2. Bazett, H. C., L. Love, M. Newton, L. Eisenberg, R. Day, and R. E. Forster. Temperature changes in blood flowing in arteries and veins in man. J. Appl. Physiol. 1: 3-19, 1948.
3. Forster, R. E>, and T. B. Ferguson. The relationship between hypothalamic temperature and thermoregulatory effectors in unanesthetized cat. Am. J. Physiol. 169: 255-269, 1952.
4. Ogilvie, C. M., R. E. Forster, W. S. Blakemore, and J. W. Morton. A standardized breath holding technique for the clinical measurement of the diffusing capacity of the lung for carbon monoxide. J. Clin. Invest. 36: 1-17, 1957. (Abstr. Federation Proc. 14: 108, 1955 and J. Clin. Invest. 34: 917, 1955.)
5. Roughton, F. J. W., and R. E. Forster. Relative importance of diffusion and chemical reaction rates in determining rate of exchange of gases in the human lung, with special reference to the true diffusing capacity of pulmonary membrane and volume of blood in the lung capillaries.

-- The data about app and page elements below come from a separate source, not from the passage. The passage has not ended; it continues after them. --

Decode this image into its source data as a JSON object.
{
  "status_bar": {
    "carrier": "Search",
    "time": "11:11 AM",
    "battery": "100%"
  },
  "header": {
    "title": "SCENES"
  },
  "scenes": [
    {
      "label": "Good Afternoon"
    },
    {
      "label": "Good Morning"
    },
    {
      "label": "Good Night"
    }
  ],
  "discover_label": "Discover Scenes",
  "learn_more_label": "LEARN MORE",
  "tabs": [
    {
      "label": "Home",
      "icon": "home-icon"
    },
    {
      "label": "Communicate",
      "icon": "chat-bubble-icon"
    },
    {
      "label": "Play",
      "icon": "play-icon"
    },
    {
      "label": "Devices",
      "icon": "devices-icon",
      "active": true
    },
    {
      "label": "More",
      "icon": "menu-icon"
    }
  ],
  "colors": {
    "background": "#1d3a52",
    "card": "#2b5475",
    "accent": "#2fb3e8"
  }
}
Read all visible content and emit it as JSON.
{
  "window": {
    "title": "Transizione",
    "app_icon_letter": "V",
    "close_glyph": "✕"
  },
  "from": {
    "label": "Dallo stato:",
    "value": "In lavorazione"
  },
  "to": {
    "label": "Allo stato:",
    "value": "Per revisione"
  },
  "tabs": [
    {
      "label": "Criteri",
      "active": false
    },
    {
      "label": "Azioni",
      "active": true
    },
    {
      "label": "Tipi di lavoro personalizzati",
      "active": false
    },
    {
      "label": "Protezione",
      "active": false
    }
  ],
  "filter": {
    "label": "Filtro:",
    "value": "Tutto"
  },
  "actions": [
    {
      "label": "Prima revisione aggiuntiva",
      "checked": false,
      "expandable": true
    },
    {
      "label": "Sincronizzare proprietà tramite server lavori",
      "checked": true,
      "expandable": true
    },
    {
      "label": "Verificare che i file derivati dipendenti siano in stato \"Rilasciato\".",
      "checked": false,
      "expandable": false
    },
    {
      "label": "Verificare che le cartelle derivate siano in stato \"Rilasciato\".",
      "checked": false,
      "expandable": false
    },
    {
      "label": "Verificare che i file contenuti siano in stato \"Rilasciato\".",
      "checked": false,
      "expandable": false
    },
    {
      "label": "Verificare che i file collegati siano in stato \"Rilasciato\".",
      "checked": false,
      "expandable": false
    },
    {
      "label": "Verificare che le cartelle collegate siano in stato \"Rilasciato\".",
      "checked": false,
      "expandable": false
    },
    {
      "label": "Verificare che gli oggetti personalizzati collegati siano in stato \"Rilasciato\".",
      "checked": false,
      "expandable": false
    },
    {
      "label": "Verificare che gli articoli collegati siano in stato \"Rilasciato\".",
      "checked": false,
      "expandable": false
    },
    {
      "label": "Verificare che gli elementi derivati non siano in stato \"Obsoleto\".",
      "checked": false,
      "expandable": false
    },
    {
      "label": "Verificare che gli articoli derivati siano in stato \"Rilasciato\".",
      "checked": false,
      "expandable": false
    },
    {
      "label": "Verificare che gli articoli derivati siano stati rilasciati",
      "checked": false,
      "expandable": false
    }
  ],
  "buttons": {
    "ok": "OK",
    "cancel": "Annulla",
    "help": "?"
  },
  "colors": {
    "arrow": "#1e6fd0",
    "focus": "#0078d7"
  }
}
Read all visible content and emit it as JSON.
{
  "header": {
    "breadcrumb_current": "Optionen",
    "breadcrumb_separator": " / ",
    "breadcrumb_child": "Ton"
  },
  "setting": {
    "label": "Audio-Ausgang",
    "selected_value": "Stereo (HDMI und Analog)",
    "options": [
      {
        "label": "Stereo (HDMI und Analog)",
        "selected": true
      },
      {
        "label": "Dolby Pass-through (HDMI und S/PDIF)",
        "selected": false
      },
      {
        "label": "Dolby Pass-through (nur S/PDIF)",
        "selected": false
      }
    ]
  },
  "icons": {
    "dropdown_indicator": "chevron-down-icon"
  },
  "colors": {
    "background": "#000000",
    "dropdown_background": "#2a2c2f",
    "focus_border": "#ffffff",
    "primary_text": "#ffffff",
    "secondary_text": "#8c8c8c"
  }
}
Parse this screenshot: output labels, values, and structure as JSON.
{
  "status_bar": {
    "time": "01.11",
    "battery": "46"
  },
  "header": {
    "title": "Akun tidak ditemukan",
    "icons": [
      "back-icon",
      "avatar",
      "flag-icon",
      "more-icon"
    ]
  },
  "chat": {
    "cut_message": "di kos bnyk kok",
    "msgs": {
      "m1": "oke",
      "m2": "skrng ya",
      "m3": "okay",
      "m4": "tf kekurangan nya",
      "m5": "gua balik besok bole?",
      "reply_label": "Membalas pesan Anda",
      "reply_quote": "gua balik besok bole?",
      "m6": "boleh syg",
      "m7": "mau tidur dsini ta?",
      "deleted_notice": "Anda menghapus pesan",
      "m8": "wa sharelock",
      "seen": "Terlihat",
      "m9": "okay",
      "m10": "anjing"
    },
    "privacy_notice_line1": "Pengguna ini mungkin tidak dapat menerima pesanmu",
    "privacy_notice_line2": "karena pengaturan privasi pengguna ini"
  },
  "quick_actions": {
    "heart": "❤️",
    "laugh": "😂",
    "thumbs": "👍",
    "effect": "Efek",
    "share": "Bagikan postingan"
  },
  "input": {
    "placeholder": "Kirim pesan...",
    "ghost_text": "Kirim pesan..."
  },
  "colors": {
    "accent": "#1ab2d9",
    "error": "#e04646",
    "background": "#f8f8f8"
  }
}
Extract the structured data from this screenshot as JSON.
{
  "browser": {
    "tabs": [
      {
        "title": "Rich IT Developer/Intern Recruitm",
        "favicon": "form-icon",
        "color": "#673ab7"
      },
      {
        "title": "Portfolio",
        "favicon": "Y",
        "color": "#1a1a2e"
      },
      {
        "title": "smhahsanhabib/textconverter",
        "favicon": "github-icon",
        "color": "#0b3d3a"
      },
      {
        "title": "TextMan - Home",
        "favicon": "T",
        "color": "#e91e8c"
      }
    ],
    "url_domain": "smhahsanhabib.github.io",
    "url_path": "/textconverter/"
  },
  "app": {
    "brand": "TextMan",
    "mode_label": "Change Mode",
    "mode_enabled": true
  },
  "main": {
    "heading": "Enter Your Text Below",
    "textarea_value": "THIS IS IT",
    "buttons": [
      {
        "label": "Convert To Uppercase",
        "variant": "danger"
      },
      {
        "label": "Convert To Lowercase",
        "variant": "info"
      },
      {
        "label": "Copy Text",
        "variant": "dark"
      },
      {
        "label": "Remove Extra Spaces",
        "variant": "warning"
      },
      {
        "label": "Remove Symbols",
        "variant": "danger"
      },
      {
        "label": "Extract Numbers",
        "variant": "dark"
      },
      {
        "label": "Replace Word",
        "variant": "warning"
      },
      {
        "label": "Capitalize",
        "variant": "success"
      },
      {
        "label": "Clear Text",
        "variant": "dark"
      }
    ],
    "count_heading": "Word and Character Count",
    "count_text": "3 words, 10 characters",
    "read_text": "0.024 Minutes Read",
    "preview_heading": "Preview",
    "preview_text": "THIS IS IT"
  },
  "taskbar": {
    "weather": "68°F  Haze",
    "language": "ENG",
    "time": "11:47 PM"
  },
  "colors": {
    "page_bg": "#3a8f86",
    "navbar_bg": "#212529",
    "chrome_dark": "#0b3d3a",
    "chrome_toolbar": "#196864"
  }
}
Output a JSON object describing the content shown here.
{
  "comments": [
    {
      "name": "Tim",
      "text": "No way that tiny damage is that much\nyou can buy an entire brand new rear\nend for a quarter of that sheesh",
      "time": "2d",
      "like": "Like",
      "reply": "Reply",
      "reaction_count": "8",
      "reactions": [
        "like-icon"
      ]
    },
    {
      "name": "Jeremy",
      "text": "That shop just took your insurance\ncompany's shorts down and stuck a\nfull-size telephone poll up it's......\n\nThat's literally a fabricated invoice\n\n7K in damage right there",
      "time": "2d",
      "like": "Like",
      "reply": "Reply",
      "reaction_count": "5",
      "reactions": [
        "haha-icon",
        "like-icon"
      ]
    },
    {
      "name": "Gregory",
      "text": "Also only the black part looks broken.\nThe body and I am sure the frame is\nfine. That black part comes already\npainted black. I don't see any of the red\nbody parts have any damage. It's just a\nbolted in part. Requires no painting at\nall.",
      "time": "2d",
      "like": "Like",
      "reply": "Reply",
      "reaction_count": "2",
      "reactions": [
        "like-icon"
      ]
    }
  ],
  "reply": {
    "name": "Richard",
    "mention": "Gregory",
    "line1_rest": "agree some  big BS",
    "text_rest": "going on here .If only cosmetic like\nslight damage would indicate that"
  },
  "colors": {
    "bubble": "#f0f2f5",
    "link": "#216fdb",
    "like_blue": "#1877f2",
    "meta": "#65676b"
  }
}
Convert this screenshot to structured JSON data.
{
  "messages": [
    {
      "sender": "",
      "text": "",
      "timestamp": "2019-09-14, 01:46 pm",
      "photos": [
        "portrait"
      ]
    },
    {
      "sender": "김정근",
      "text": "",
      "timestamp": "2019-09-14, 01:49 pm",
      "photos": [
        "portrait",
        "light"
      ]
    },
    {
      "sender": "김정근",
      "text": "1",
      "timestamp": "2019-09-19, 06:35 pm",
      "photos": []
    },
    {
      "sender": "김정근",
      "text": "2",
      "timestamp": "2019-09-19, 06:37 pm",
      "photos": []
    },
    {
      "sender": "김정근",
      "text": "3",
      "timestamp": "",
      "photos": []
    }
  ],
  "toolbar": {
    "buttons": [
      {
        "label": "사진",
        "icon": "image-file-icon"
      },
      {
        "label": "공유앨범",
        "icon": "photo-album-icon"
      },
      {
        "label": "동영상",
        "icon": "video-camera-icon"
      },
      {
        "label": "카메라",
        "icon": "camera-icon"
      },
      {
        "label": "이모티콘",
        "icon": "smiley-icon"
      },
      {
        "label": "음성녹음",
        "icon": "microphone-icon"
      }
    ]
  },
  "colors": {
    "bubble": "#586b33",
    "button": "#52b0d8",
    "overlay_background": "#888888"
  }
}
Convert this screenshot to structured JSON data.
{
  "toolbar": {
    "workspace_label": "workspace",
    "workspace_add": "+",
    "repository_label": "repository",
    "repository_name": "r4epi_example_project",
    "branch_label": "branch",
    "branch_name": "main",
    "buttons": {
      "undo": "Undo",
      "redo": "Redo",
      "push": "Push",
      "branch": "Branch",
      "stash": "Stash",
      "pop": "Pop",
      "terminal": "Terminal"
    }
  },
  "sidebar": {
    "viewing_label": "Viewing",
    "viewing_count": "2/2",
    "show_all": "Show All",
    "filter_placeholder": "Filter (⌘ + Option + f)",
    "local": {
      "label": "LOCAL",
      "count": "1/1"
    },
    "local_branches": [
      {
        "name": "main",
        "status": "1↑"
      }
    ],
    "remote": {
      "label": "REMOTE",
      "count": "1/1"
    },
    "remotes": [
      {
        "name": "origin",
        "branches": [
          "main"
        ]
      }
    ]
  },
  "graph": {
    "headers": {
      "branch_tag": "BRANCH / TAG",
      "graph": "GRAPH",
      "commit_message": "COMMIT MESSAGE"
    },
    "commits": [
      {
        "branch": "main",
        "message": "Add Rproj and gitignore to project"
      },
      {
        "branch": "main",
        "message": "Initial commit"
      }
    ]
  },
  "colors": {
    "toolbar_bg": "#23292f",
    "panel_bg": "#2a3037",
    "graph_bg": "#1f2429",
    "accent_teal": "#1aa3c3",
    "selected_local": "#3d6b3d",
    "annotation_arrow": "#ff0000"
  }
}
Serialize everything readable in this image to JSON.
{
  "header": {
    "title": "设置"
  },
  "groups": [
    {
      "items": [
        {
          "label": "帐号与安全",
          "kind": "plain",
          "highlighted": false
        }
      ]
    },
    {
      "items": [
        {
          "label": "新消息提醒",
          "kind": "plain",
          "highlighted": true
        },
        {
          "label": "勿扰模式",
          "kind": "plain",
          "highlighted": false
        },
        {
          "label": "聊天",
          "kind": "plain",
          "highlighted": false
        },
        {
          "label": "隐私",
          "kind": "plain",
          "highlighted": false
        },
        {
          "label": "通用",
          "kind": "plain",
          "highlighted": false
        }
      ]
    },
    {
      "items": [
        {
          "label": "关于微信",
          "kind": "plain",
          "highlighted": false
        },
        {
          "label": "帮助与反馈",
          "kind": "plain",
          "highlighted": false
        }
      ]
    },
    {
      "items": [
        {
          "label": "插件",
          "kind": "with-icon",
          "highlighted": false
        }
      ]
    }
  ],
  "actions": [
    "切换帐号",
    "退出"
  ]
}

J. Appl. Physiol. 11: 290-302, 1957.(Abstr. Am. J. Physiol. 183: 615-616, 1955.)
6. Roughton, F. J. W., R. E. Forster, and L. Cander. Rate at which carbon monoxide replaces oxygen from combination with human hemoglobin in solution and in the red cell. J. Appl. Physiol. 11: 269-276, 1957.
7. Coburn, R. F., W. J. Williams, and R. E. Forster. Effect of erythrocyte destruction of carbon monoxide production in man. J. Clin. Invest. 43: 1098-1103, 1964.
8. Constantine, H. P., M. R. Craw, and R. E. Forster. Rate of the reaction of carbon dioxide with human red blood cells. Am. J. Physiol. 208: 801-811, 1965.
9. Itada, N., and R. E. Forster. Carbonic anhydrase activity in intact red blood cells measured with 18O exchange. J. Biol. Chem. 252: 3881-3890, 1977.
10. Dodgson, S. J., R. E. Forster II, B. T. Storey, and L. Mela. Mitochondrial carbonic anhydrase. Proc. Natl. Acad. Sci. USA 77: 5562-5566, 1980.
11. Dodgson, S. J., R. E. Forster II, D. E. Schwed, and B. T. Storey. Contribution of matrix carbonic anhydrase to citrulline synthesis in isolated guinea pig liver mitochondria. J. Biol. Chem. 258: 7696-7701, 1983.